START MATERIAL SUPPLIED
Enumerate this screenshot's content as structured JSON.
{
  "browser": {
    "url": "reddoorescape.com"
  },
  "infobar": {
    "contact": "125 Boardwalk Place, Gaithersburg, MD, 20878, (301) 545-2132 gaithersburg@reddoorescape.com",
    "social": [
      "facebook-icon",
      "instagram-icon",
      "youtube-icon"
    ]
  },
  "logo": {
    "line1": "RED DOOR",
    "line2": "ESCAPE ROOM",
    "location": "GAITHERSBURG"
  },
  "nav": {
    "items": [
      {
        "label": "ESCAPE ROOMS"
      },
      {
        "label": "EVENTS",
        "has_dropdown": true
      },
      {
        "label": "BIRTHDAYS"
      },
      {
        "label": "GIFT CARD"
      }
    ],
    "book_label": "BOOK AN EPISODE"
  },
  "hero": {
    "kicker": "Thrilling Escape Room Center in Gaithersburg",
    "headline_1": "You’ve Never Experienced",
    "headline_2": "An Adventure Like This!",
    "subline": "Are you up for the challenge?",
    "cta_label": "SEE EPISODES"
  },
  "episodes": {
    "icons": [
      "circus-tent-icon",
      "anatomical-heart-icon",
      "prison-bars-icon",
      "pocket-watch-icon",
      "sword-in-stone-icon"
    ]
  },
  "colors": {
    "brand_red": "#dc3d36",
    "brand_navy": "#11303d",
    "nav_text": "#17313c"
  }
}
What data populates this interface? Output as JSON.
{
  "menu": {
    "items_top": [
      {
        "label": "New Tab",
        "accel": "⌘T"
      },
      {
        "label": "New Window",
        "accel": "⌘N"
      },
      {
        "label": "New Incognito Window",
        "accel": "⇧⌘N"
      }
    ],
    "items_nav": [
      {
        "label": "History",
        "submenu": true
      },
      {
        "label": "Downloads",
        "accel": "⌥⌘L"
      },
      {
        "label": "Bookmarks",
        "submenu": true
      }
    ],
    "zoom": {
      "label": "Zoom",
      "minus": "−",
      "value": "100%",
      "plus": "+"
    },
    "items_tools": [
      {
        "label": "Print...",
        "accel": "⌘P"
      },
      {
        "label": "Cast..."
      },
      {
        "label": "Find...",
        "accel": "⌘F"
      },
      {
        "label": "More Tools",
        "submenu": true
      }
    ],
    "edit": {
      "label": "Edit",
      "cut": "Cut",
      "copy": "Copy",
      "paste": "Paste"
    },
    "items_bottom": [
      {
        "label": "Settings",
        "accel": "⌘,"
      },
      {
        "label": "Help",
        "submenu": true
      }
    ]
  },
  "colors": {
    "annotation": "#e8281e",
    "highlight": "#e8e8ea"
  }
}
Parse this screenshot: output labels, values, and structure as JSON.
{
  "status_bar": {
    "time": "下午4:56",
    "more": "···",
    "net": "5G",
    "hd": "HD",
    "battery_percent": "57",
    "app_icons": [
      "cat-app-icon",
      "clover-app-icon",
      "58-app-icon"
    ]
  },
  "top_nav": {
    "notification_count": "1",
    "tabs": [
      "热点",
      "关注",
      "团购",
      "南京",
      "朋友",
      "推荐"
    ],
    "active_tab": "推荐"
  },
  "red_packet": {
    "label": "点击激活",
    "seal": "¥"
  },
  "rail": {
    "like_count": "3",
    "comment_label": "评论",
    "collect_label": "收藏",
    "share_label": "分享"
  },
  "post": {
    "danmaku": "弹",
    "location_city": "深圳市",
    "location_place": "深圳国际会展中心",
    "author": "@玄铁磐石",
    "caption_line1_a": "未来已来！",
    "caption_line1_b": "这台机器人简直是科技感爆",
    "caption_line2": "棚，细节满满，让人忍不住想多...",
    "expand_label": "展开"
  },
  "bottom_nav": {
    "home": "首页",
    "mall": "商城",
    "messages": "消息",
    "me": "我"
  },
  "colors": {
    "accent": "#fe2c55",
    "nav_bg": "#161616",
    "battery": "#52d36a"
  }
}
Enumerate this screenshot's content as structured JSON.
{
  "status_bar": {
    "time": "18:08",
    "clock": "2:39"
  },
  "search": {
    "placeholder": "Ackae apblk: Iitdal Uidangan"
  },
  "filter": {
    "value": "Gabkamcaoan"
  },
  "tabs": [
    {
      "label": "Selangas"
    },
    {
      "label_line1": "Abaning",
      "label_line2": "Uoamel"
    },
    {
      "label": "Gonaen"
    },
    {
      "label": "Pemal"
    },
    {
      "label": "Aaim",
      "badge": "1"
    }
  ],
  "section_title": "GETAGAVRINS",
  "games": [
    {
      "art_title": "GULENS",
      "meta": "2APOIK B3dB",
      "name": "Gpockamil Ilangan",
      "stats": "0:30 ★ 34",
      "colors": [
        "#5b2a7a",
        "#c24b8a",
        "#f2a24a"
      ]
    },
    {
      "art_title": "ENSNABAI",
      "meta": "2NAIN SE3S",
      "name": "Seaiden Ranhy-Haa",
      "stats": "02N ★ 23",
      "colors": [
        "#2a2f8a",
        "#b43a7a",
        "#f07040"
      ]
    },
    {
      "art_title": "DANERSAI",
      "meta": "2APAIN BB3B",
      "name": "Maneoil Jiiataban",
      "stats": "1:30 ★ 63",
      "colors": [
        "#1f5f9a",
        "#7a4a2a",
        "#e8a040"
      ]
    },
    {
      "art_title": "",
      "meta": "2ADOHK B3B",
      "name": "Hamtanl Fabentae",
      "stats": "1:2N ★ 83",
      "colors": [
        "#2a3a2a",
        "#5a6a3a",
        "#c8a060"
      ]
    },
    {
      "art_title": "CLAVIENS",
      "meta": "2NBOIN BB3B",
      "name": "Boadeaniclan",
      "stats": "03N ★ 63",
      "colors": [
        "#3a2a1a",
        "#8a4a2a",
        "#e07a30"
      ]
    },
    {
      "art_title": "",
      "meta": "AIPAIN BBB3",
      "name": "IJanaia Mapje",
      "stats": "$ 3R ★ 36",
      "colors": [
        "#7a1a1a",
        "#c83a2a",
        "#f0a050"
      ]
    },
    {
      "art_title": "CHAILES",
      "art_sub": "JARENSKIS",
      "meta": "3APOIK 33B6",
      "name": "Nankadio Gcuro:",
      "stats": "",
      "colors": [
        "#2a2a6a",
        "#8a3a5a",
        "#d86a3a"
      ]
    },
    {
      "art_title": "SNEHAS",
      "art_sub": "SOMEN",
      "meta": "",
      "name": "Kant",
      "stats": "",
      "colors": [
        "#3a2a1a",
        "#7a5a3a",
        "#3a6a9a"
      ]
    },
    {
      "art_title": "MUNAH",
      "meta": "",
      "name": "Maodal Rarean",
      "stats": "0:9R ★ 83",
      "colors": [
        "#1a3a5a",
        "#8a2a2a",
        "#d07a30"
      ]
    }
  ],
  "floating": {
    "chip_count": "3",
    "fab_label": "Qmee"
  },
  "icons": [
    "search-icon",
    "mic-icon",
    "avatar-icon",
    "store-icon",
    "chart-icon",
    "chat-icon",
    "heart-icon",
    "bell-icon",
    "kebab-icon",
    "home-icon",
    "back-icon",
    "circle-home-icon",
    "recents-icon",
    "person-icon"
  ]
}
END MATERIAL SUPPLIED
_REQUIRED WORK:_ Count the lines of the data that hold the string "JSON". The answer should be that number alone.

_SOLUTION FOR THIS PROBLEM:_ 4